Scott: I would have loved to work with Donald Pleasence if he were still alive. If I also had the chance to work with the whole cast of 'Day of the Dead', I would love to. I'm sure working with Joe Pilato (Rhodes), Lori Cardille (Sarah) and Anthony DiLeo (Michael Salazar) would be a blast. I love so many favorite horror films so it would be very hard to decide.

Owen: What horror films taught you the most simply from viewing them?  What or whose directorial work leaves you in awe?

Scott: George Romero has been a great influence on me, both as a director and filmmaker, as well as John Carpenter. I love the shots of John Carpenter for his films, especially 'Halloween'. Even though he is more fantasy than horror, I love Tim Burton's work as well. There is something beautiful, yet dark about his films, and he is very sick and twisted, but in a good way.

Owen: Do you have a favorite death scene (or 2) in a horror flick?

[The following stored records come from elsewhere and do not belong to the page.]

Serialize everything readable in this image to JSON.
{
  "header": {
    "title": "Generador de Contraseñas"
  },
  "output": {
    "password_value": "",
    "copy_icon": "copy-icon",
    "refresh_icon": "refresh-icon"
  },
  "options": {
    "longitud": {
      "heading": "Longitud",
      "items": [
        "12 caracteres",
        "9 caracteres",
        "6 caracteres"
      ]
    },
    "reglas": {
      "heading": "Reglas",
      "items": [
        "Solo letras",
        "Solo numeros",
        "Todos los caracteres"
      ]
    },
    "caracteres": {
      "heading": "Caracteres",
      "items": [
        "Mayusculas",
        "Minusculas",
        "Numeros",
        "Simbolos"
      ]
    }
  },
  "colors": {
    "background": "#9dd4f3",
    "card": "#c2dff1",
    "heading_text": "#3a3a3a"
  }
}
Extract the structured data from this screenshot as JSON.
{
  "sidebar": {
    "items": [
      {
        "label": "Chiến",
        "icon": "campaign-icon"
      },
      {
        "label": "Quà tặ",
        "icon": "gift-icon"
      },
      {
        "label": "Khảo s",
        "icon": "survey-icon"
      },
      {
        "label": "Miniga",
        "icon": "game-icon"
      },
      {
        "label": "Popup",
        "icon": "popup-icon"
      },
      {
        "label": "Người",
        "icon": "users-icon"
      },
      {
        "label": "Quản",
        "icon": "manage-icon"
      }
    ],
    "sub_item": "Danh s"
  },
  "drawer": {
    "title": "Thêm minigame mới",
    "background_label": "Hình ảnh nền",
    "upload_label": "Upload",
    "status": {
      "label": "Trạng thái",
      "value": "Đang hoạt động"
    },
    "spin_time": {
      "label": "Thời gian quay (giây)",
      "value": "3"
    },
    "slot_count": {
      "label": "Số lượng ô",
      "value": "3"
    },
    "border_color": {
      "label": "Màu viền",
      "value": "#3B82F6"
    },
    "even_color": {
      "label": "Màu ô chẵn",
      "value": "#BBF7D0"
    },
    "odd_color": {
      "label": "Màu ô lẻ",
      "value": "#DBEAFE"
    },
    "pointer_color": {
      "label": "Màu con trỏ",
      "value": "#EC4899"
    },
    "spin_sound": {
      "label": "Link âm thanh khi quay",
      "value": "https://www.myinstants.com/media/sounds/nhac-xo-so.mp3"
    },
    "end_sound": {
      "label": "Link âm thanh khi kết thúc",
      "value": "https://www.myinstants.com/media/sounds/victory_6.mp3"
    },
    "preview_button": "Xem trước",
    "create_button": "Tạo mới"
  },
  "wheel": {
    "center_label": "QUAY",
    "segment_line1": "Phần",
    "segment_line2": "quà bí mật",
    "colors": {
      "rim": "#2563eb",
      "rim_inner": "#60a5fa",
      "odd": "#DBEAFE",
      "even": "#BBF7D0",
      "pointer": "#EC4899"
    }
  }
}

Scott: For zombie films, it has to be Captain Rhode's death scene in 'Day of the Dead', where he gets his stomach ripped open. That was a great effect and the first time I saw it, I felt a little uneasy. It just came out of nowhere, and what makes George a great director is his vision and how he makes every scene meaningful. There is not one scene in 'Day of the Dead' that doesn't have meaning to it. And then you have George's political undertones in each of 'Dead' films.

Owen: Do you have any feelings regarding the CG (computer generated) vs. on-site effects debate?

Scott: I will always be opposed to CG effects because it just isn't believable. I understand that horror films and other films save time on the set most of the time when they do CGI, but it damages the quality of what could have been done with on-site effects. In 'Land of the Dead', when one of the zombies is shot in the head in the beginning of the film, it looked fake. 'Land' was much less effective than 'Day', and that's telling you something. The contrast of what was made 20 years earlier had better effects. The on-site effects made it what it is today, and it still stands up to today’s horror films.

Owen: What scares you in real life?  

Scott: Death. What makes my stomach feel uneasy is actual death scenes of real life accidents. The reality and seeing something that is real is much more different than deaths in horror films. I am scared of death yet still embrace it. Death is a beautiful thing when it happens naturally.